-------- DATA FOR ANALYSIS

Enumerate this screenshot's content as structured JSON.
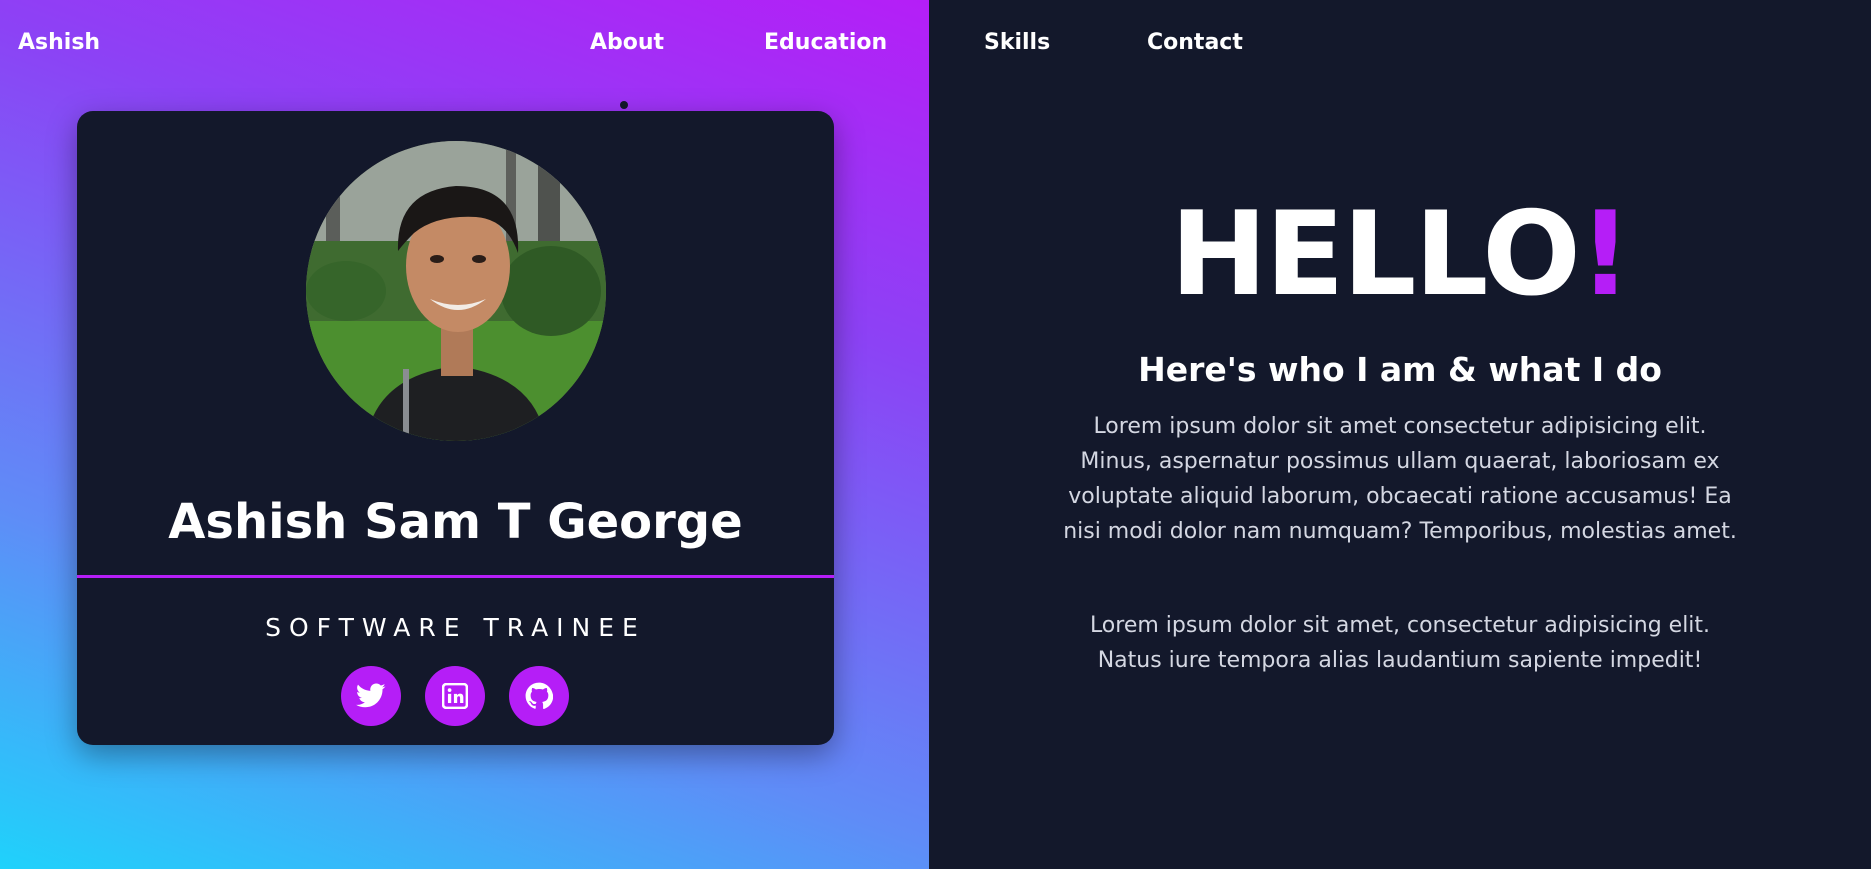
{
  "brand": "Ashish",
  "nav": {
    "items": [
      "About",
      "Education",
      "Skills",
      "Contact"
    ],
    "active": "About"
  },
  "profile": {
    "name": "Ashish Sam T George",
    "role": "SOFTWARE TRAINEE",
    "socials": [
      "twitter-icon",
      "linkedin-icon",
      "github-icon"
    ]
  },
  "hero": {
    "greeting": "HELLO",
    "exclamation": "!",
    "subheading": "Here's who I am & what I do",
    "paragraph1": "Lorem ipsum dolor sit amet consectetur adipisicing elit. Minus, aspernatur possimus ullam quaerat, laboriosam ex voluptate aliquid laborum, obcaecati ratione accusamus! Ea nisi modi dolor nam numquam? Temporibus, molestias amet.",
    "paragraph2": "Lorem ipsum dolor sit amet, consectetur adipisicing elit. Natus iure tempora alias laudantium sapiente impedit!"
  },
  "colors": {
    "accent": "#b51ef7",
    "background": "#13182b",
    "gradient_top": "#b51ef7",
    "gradient_bottom": "#1fd2fb"
  }
}
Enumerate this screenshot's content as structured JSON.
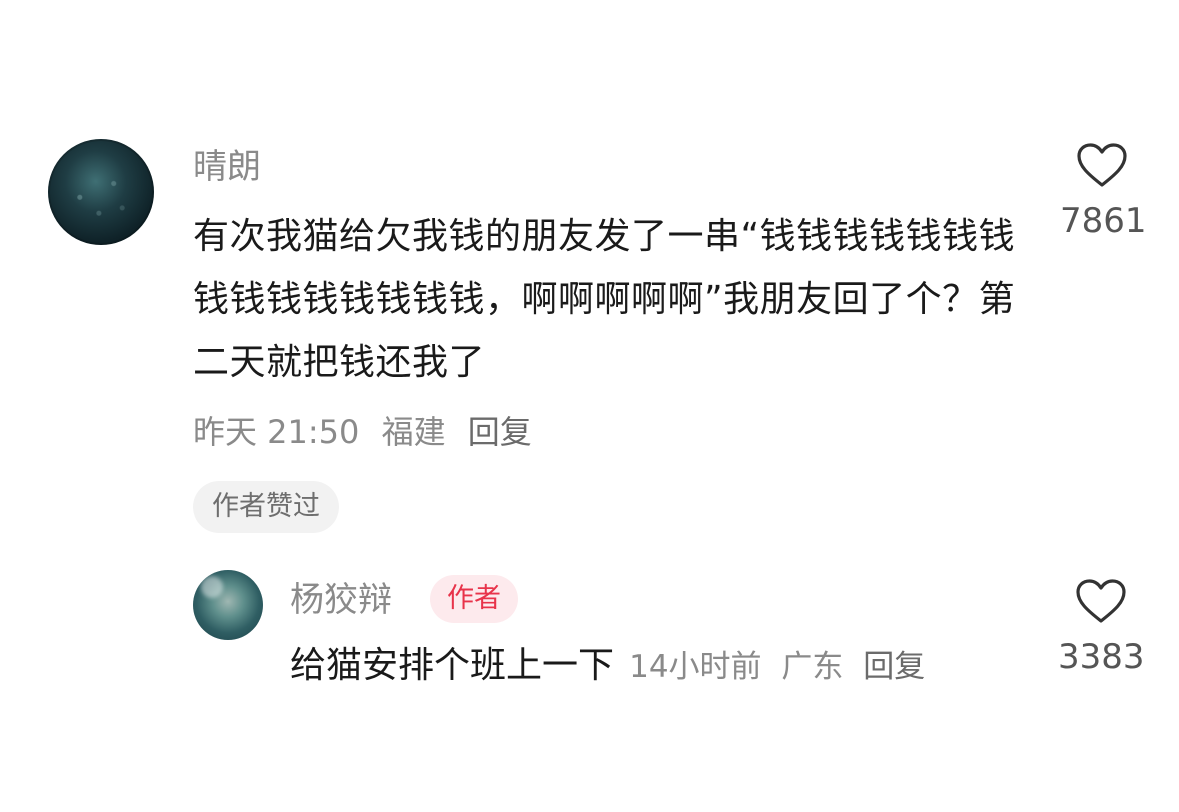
{
  "comment": {
    "username": "晴朗",
    "text": "有次我猫给欠我钱的朋友发了一串“钱钱钱钱钱钱钱钱钱钱钱钱钱钱钱，啊啊啊啊啊”我朋友回了个？第二天就把钱还我了",
    "time": "昨天 21:50",
    "location": "福建",
    "reply_label": "回复",
    "liked_by_author_label": "作者赞过",
    "like_count": "7861"
  },
  "reply": {
    "username": "杨狡辩",
    "author_tag": "作者",
    "text": "给猫安排个班上一下",
    "time": "14小时前",
    "location": "广东",
    "reply_label": "回复",
    "like_count": "3383"
  },
  "icons": {
    "like": "heart-outline-icon"
  },
  "colors": {
    "author_tag_text": "#e8334a",
    "author_tag_bg": "#fdeaed",
    "secondary_text": "#8a8a8a",
    "primary_text": "#1a1a1a"
  }
}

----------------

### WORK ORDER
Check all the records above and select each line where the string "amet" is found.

### ANSWER BOX
    "paragraph1": "Lorem ipsum dolor sit amet consectetur adipisicing elit. Minus, aspernatur possimus ullam quaerat, laboriosam ex voluptate aliquid laborum, obcaecati ratione accusamus! Ea nisi modi dolor nam numquam? Temporibus, molestias amet.",
    "paragraph2": "Lorem ipsum dolor sit amet, consectetur adipisicing elit. Natus iure tempora alias laudantium sapiente impedit!"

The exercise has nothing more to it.